Italy has recorded 100,000 deaths from coronavirus, a year after it became the first Western country to impose a total lockdown and as it prepares for a third wave of the pandemic.
Among those who have died in recent days are Monique Forciniti, a 55-year-old school cook from Pistoia in Tuscany and Stefano Limongi, the 34-year-old owner of a sushi bar in Rome.
Italy’s newly appointed Prime Minister Mario Draghi said that exceeding the “terrible threshold” of 100,000 deaths was something “that we would never have imagined a year ago.”
On March 9, 2020, her predecessor, Giuseppe Conte, imposed unprecedented national restrictions when the pandemic took hold of her. At that time, Italy had recorded 463 deaths from Covid-19 and 9,172 infections.
A year later, the death toll on Monday rose to 100,103, the highest in Europe after the UK, while the total number of infections since the start of the pandemic last week dwarfed 3 million.
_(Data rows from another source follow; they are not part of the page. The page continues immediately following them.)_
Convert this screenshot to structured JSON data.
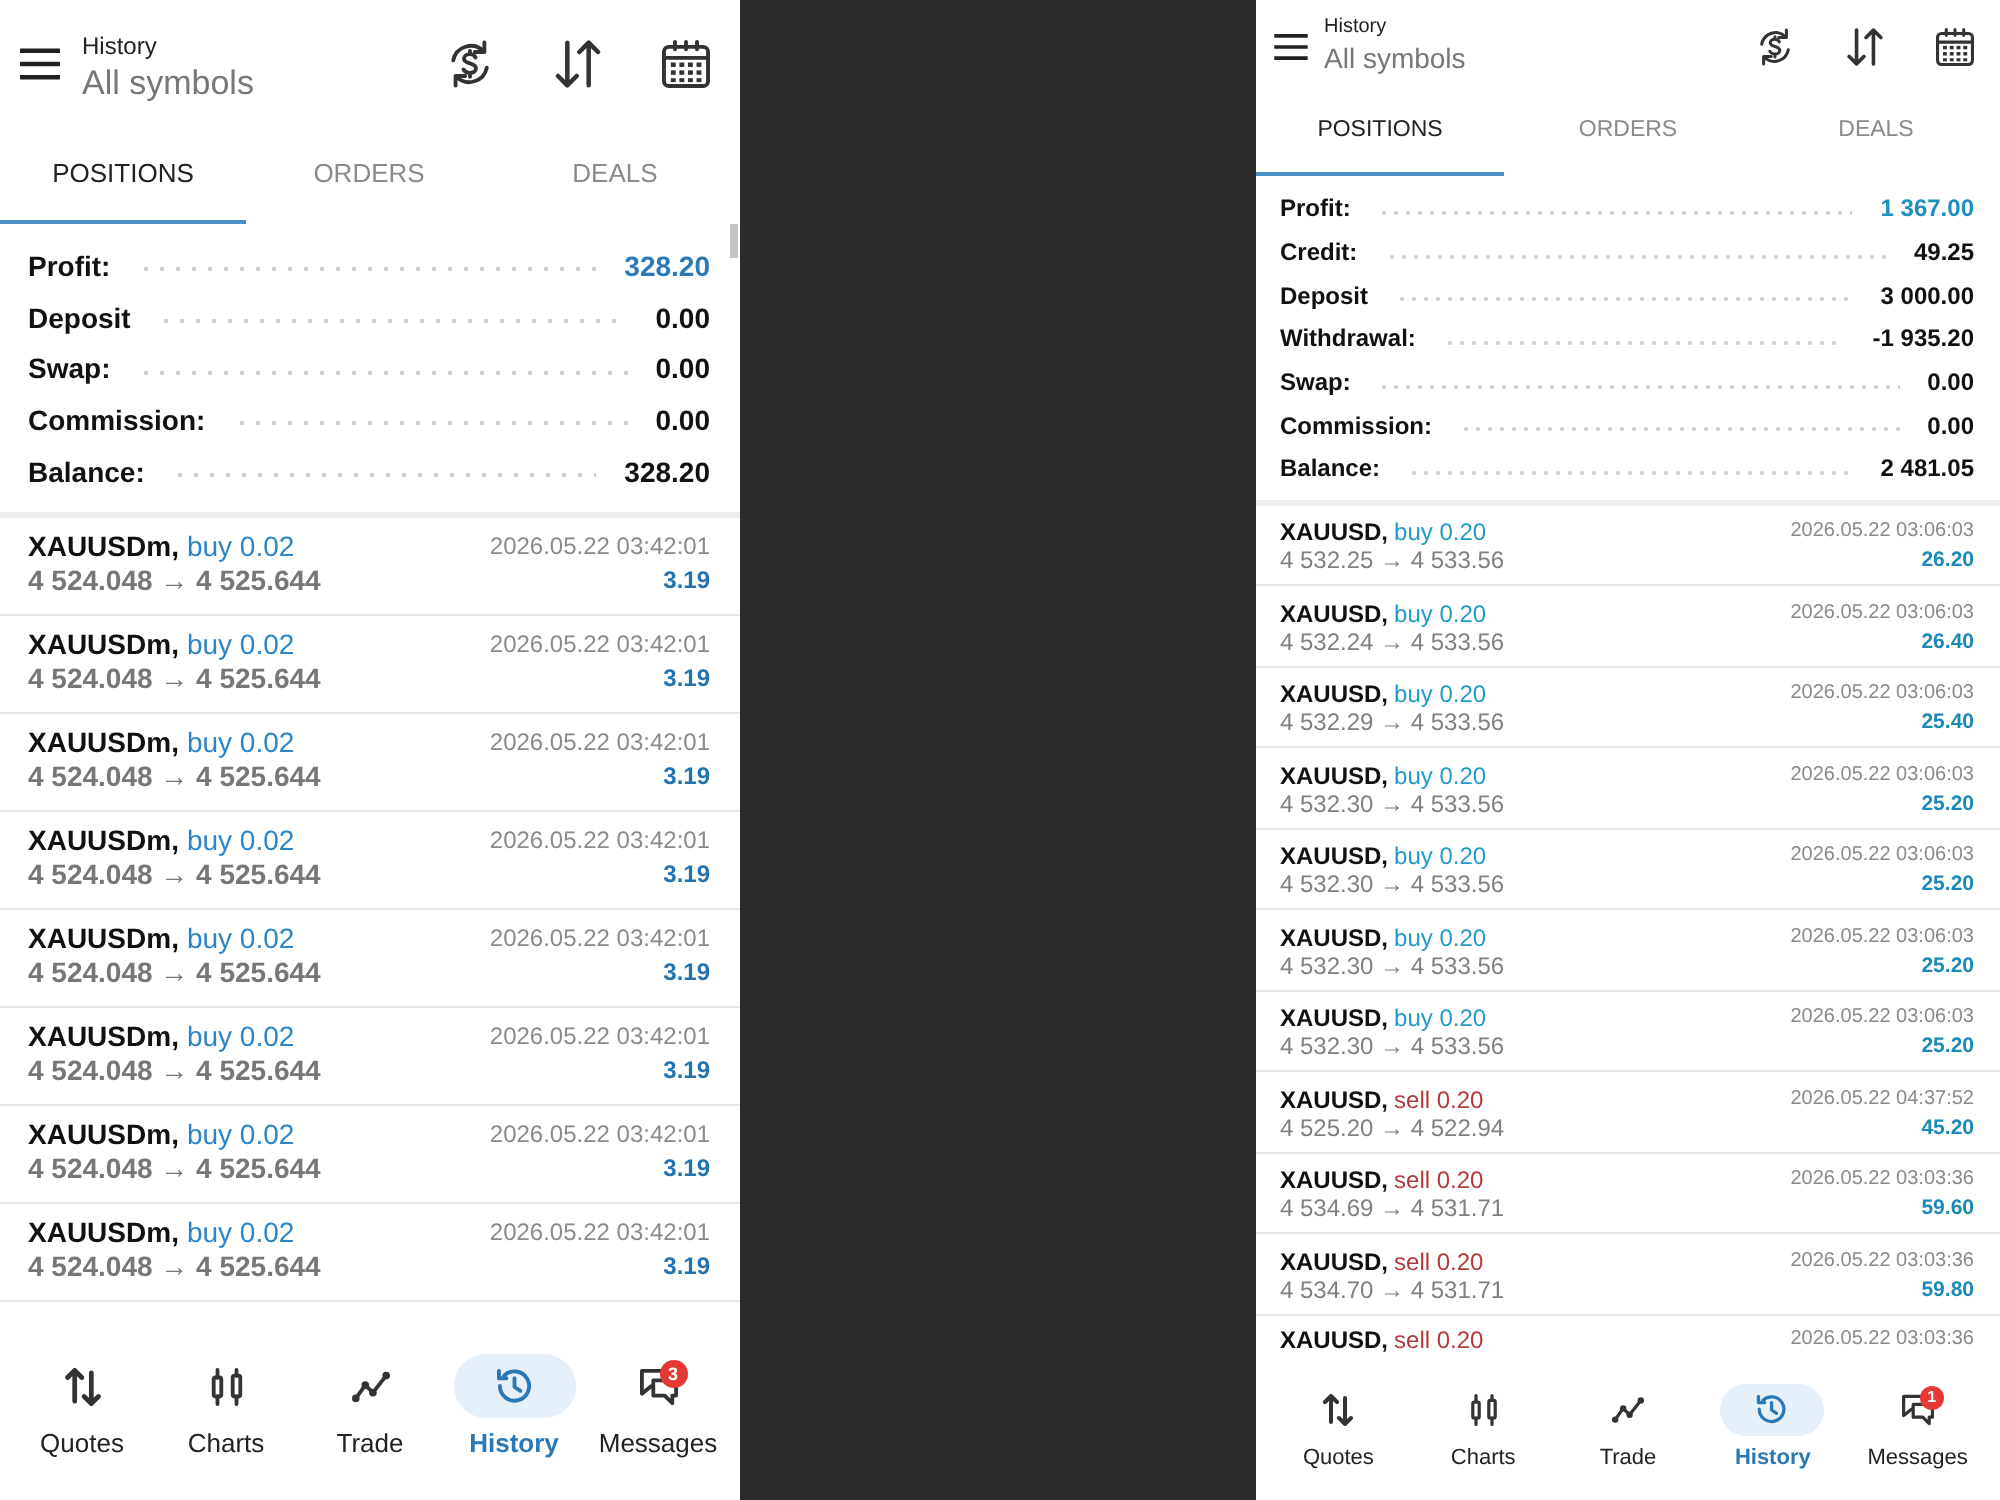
{
  "screens": [
    {
      "header": {
        "title": "History",
        "subtitle": "All symbols"
      },
      "tabs": [
        {
          "label": "POSITIONS",
          "selected": true
        },
        {
          "label": "ORDERS",
          "selected": false
        },
        {
          "label": "DEALS",
          "selected": false
        }
      ],
      "summary": [
        {
          "kind": "profit",
          "label": "Profit:",
          "value": "328.20"
        },
        {
          "kind": "amount",
          "label": "Deposit",
          "value": "0.00"
        },
        {
          "kind": "amount",
          "label": "Swap:",
          "value": "0.00"
        },
        {
          "kind": "amount",
          "label": "Commission:",
          "value": "0.00"
        },
        {
          "kind": "amount",
          "label": "Balance:",
          "value": "328.20"
        }
      ],
      "positions": [
        {
          "symbol": "XAUUSDm,",
          "kind": "buy",
          "trade": "buy 0.02",
          "time": "2026.05.22 03:42:01",
          "prices": "4 524.048 → 4 525.644",
          "profit": "3.19"
        },
        {
          "symbol": "XAUUSDm,",
          "kind": "buy",
          "trade": "buy 0.02",
          "time": "2026.05.22 03:42:01",
          "prices": "4 524.048 → 4 525.644",
          "profit": "3.19"
        },
        {
          "symbol": "XAUUSDm,",
          "kind": "buy",
          "trade": "buy 0.02",
          "time": "2026.05.22 03:42:01",
          "prices": "4 524.048 → 4 525.644",
          "profit": "3.19"
        },
        {
          "symbol": "XAUUSDm,",
          "kind": "buy",
          "trade": "buy 0.02",
          "time": "2026.05.22 03:42:01",
          "prices": "4 524.048 → 4 525.644",
          "profit": "3.19"
        },
        {
          "symbol": "XAUUSDm,",
          "kind": "buy",
          "trade": "buy 0.02",
          "time": "2026.05.22 03:42:01",
          "prices": "4 524.048 → 4 525.644",
          "profit": "3.19"
        },
        {
          "symbol": "XAUUSDm,",
          "kind": "buy",
          "trade": "buy 0.02",
          "time": "2026.05.22 03:42:01",
          "prices": "4 524.048 → 4 525.644",
          "profit": "3.19"
        },
        {
          "symbol": "XAUUSDm,",
          "kind": "buy",
          "trade": "buy 0.02",
          "time": "2026.05.22 03:42:01",
          "prices": "4 524.048 → 4 525.644",
          "profit": "3.19"
        },
        {
          "symbol": "XAUUSDm,",
          "kind": "buy",
          "trade": "buy 0.02",
          "time": "2026.05.22 03:42:01",
          "prices": "4 524.048 → 4 525.644",
          "profit": "3.19"
        }
      ],
      "nav": [
        {
          "label": "Quotes",
          "selected": false
        },
        {
          "label": "Charts",
          "selected": false
        },
        {
          "label": "Trade",
          "selected": false
        },
        {
          "label": "History",
          "selected": true
        },
        {
          "label": "Messages",
          "selected": false,
          "badge": "3"
        }
      ]
    },
    {
      "header": {
        "title": "History",
        "subtitle": "All symbols"
      },
      "tabs": [
        {
          "label": "POSITIONS",
          "selected": true
        },
        {
          "label": "ORDERS",
          "selected": false
        },
        {
          "label": "DEALS",
          "selected": false
        }
      ],
      "summary": [
        {
          "kind": "profit",
          "label": "Profit:",
          "value": "1 367.00"
        },
        {
          "kind": "amount",
          "label": "Credit:",
          "value": "49.25"
        },
        {
          "kind": "amount",
          "label": "Deposit",
          "value": "3 000.00"
        },
        {
          "kind": "amount",
          "label": "Withdrawal:",
          "value": "-1 935.20"
        },
        {
          "kind": "amount",
          "label": "Swap:",
          "value": "0.00"
        },
        {
          "kind": "amount",
          "label": "Commission:",
          "value": "0.00"
        },
        {
          "kind": "amount",
          "label": "Balance:",
          "value": "2 481.05"
        }
      ],
      "positions": [
        {
          "symbol": "XAUUSD,",
          "kind": "buy",
          "trade": "buy 0.20",
          "time": "2026.05.22 03:06:03",
          "prices": "4 532.25 → 4 533.56",
          "profit": "26.20"
        },
        {
          "symbol": "XAUUSD,",
          "kind": "buy",
          "trade": "buy 0.20",
          "time": "2026.05.22 03:06:03",
          "prices": "4 532.24 → 4 533.56",
          "profit": "26.40"
        },
        {
          "symbol": "XAUUSD,",
          "kind": "buy",
          "trade": "buy 0.20",
          "time": "2026.05.22 03:06:03",
          "prices": "4 532.29 → 4 533.56",
          "profit": "25.40"
        },
        {
          "symbol": "XAUUSD,",
          "kind": "buy",
          "trade": "buy 0.20",
          "time": "2026.05.22 03:06:03",
          "prices": "4 532.30 → 4 533.56",
          "profit": "25.20"
        },
        {
          "symbol": "XAUUSD,",
          "kind": "buy",
          "trade": "buy 0.20",
          "time": "2026.05.22 03:06:03",
          "prices": "4 532.30 → 4 533.56",
          "profit": "25.20"
        },
        {
          "symbol": "XAUUSD,",
          "kind": "buy",
          "trade": "buy 0.20",
          "time": "2026.05.22 03:06:03",
          "prices": "4 532.30 → 4 533.56",
          "profit": "25.20"
        },
        {
          "symbol": "XAUUSD,",
          "kind": "buy",
          "trade": "buy 0.20",
          "time": "2026.05.22 03:06:03",
          "prices": "4 532.30 → 4 533.56",
          "profit": "25.20"
        },
        {
          "symbol": "XAUUSD,",
          "kind": "sell",
          "trade": "sell 0.20",
          "time": "2026.05.22 04:37:52",
          "prices": "4 525.20 → 4 522.94",
          "profit": "45.20"
        },
        {
          "symbol": "XAUUSD,",
          "kind": "sell",
          "trade": "sell 0.20",
          "time": "2026.05.22 03:03:36",
          "prices": "4 534.69 → 4 531.71",
          "profit": "59.60"
        },
        {
          "symbol": "XAUUSD,",
          "kind": "sell",
          "trade": "sell 0.20",
          "time": "2026.05.22 03:03:36",
          "prices": "4 534.70 → 4 531.71",
          "profit": "59.80"
        },
        {
          "symbol": "XAUUSD,",
          "kind": "sell",
          "trade": "sell 0.20",
          "time": "2026.05.22 03:03:36"
        }
      ],
      "nav": [
        {
          "label": "Quotes",
          "selected": false
        },
        {
          "label": "Charts",
          "selected": false
        },
        {
          "label": "Trade",
          "selected": false
        },
        {
          "label": "History",
          "selected": true
        },
        {
          "label": "Messages",
          "selected": false,
          "badge": "1"
        }
      ]
    }
  ]
}
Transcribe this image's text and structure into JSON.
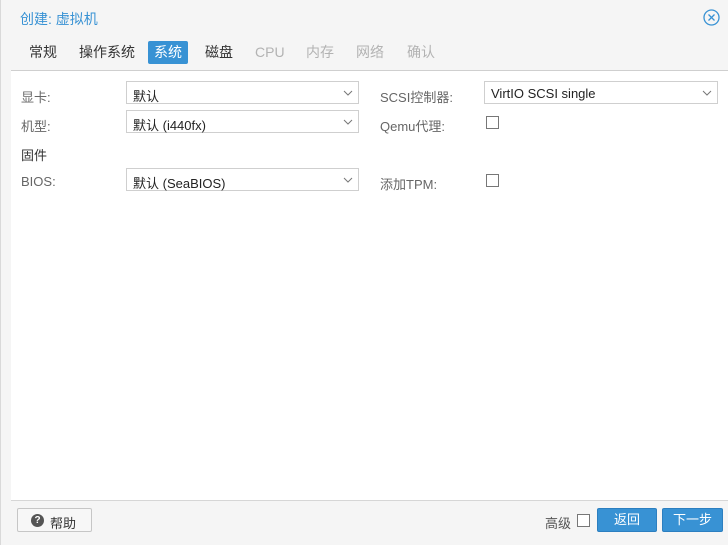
{
  "dialog": {
    "title": "创建: 虚拟机"
  },
  "tabs": [
    {
      "label": "常规",
      "state": "normal"
    },
    {
      "label": "操作系统",
      "state": "normal"
    },
    {
      "label": "系统",
      "state": "active"
    },
    {
      "label": "磁盘",
      "state": "normal"
    },
    {
      "label": "CPU",
      "state": "disabled"
    },
    {
      "label": "内存",
      "state": "disabled"
    },
    {
      "label": "网络",
      "state": "disabled"
    },
    {
      "label": "确认",
      "state": "disabled"
    }
  ],
  "form": {
    "display": {
      "label": "显卡:",
      "value": "默认"
    },
    "machine": {
      "label": "机型:",
      "value": "默认 (i440fx)"
    },
    "firmware_section": "固件",
    "bios": {
      "label": "BIOS:",
      "value": "默认 (SeaBIOS)"
    },
    "scsi": {
      "label": "SCSI控制器:",
      "value": "VirtIO SCSI single"
    },
    "qemu_agent": {
      "label": "Qemu代理:",
      "checked": false
    },
    "tpm": {
      "label": "添加TPM:",
      "checked": false
    }
  },
  "footer": {
    "help_label": "帮助",
    "advanced_label": "高级",
    "advanced_checked": false,
    "back_label": "返回",
    "next_label": "下一步"
  },
  "colors": {
    "accent": "#3892d4",
    "disabled_text": "#b3b3b3"
  },
  "icons": {
    "close": "close-icon",
    "help": "question-circle-icon",
    "dropdown": "chevron-down-icon"
  }
}
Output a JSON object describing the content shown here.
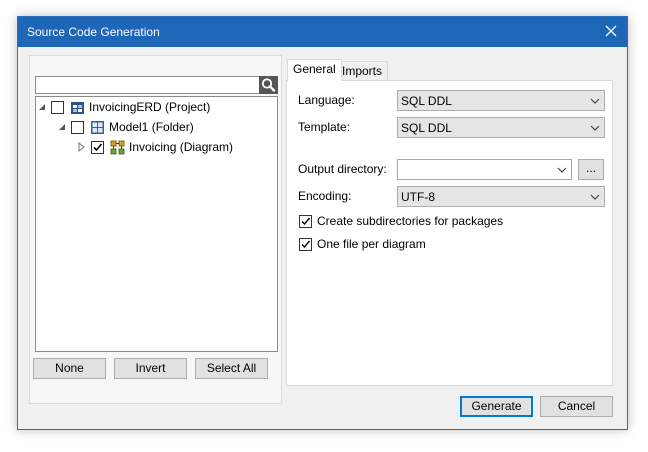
{
  "window": {
    "title": "Source Code Generation"
  },
  "tree": {
    "search": {
      "value": "",
      "placeholder": ""
    },
    "nodes": [
      {
        "label": "InvoicingERD (Project)",
        "checked": false,
        "icon": "project-icon"
      },
      {
        "label": "Model1 (Folder)",
        "checked": false,
        "icon": "folder-model-icon"
      },
      {
        "label": "Invoicing (Diagram)",
        "checked": true,
        "icon": "diagram-icon"
      }
    ]
  },
  "left_buttons": {
    "none": "None",
    "invert": "Invert",
    "select_all": "Select All"
  },
  "tabs": [
    {
      "label": "General",
      "active": true
    },
    {
      "label": "Imports",
      "active": false
    }
  ],
  "general": {
    "language": {
      "label": "Language:",
      "value": "SQL DDL"
    },
    "template": {
      "label": "Template:",
      "value": "SQL DDL"
    },
    "output_directory": {
      "label": "Output directory:",
      "value": "",
      "browse": "..."
    },
    "encoding": {
      "label": "Encoding:",
      "value": "UTF-8"
    },
    "create_subdirs": {
      "label": "Create subdirectories for packages",
      "checked": true
    },
    "one_file": {
      "label": "One file per diagram",
      "checked": true
    }
  },
  "footer": {
    "generate": "Generate",
    "cancel": "Cancel"
  },
  "colors": {
    "titlebar": "#1e66b8",
    "accent": "#0078d7"
  }
}
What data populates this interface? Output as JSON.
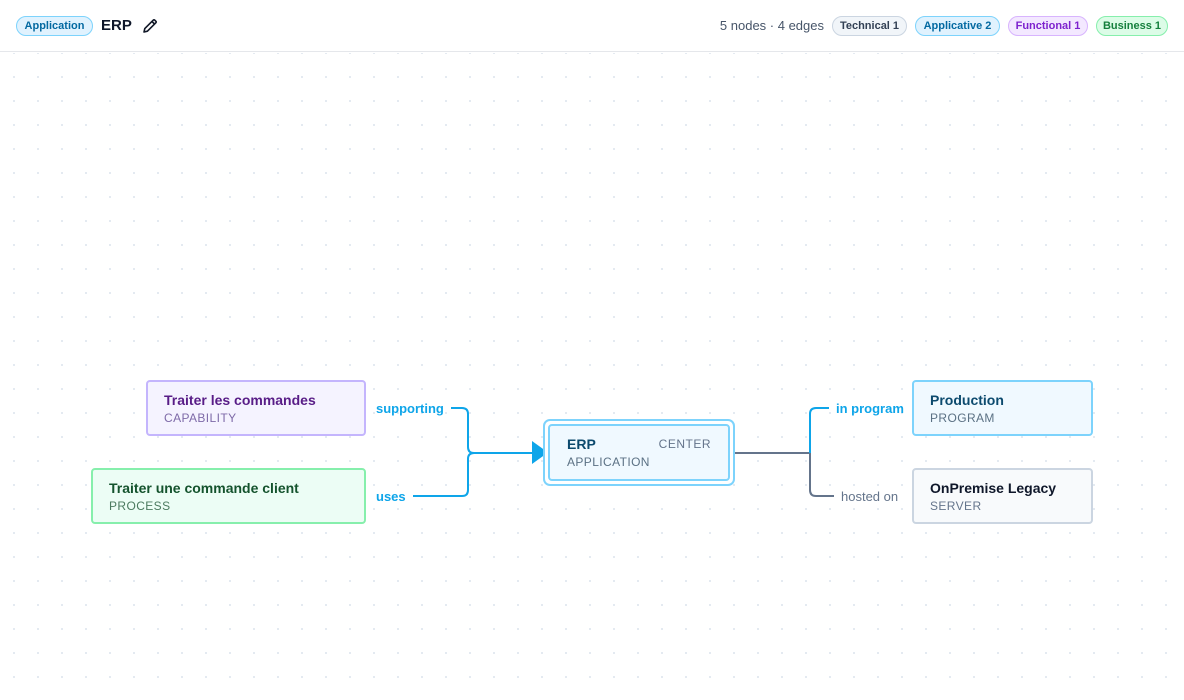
{
  "header": {
    "type_badge": "Application",
    "title": "ERP",
    "stats": "5 nodes · 4 edges",
    "filters": [
      {
        "label": "Technical 1"
      },
      {
        "label": "Applicative 2"
      },
      {
        "label": "Functional 1"
      },
      {
        "label": "Business 1"
      }
    ]
  },
  "graph": {
    "center": {
      "name": "ERP",
      "type": "APPLICATION",
      "tag": "CENTER"
    },
    "nodes": {
      "capability": {
        "name": "Traiter les commandes",
        "type": "CAPABILITY"
      },
      "process": {
        "name": "Traiter une commande client",
        "type": "PROCESS"
      },
      "program": {
        "name": "Production",
        "type": "PROGRAM"
      },
      "server": {
        "name": "OnPremise Legacy",
        "type": "SERVER"
      }
    },
    "edges": {
      "supporting": "supporting",
      "uses": "uses",
      "in_program": "in program",
      "hosted_on": "hosted on"
    }
  },
  "colors": {
    "applicative_edge": "#0ea5e9",
    "technical_edge": "#64748b",
    "center_border": "#7dd3fc"
  }
}
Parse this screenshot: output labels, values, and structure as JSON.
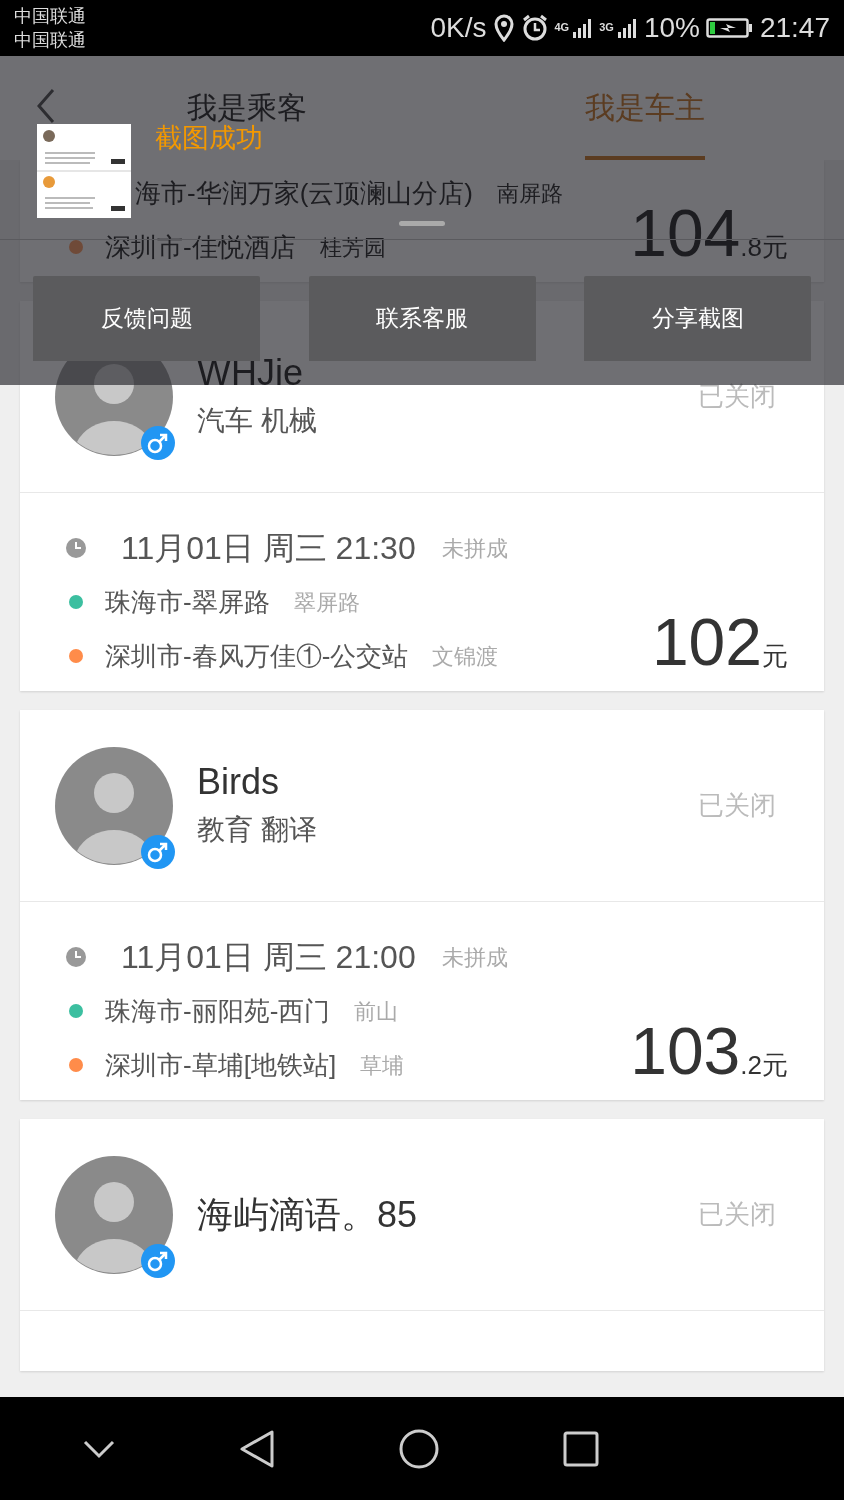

“A year ago, this was something that none of the doctors had ever experienced and, of course, we hoped and imagined, like everyone else, that it would end soon,” said Saverio Chiaravalle, vice president of the order of doctors in the Lombard province of Varese and close friend of Roberto Stella, the president of the order who was the first doctor in Italy to die from the virus.
“I miss Roberto a lot,” he said. “There is all the debate about whether people died from Covid-19 or from Covid-19, but at the end of the day, they died because they were infected with it.”
Italy is grappling with rapidly spreading coronavirus variants, especially the UK variant, which accounts for more than 50% of new infections. Lombardy remains the worst affected region, with hospitals in certain areas, especially in the province of Brescia, once again being overwhelmed. Other areas of the country that were barely touched during the first wave, such as Perugia in Umbria, have become virus hot spots.
In the week between February 24 and March 2, the number of new infections increased by a third to more than 123,000, the highest since early December.
Hospital admissions have increased nationally, with 21,831 people receiving treatment for Covid-19 in general wards and 2,700 in intensive care.
Italy emerged from last spring’s harsh lockdown in early May, but since the resurgence of infections in the fall it has been trying to avoid another widespread lockdown by using a system of color tiered restrictions in all 20 regions of the country. , depending on the severity of the disease. the spread of the virus and the ability of hospitals to cope.
Tighter restrictions are expected to be announced, which could put all or half of the country in the harshest “red zone” category, if the daily number of infections exceeds 30,000 by Friday.
Luigi Di Maio, the chancellor, wrote on Facebook on Monday that with the current data, “there is no alternative to stricter measures.” In a poll conducted by Corriere della Sera over the weekend, 44% of Italians said they would support another tough lockdown, up from 30% two weeks earlier.
The lockdown period could also be used to help speed up the vaccination program, which since January has been hampered by delays in deliveries, but also by the change of government.
Draghi, who last week blocked the export from Italy to Australia of 250,000 doses of the AstraZeneca vaccine, said Monday that the program will be “decisively strengthened” in the coming days.
Chiaravalle said there has been a significant drop in the number of medical workers dying or becoming infected with the coronavirus since vaccinations began in late December.
However, with the general population fatigued after a year of the pandemic, people have become less fearful of the stubbornly high daily death rate.
“There really was terror a year ago,” Chiaravalle added. “Not that they should be terrified. However, it is necessary that the law exists between fear to ensure that people continue to comply with the rules. “
George is Digismak’s reported cum editor with 13 years of experience in Journalism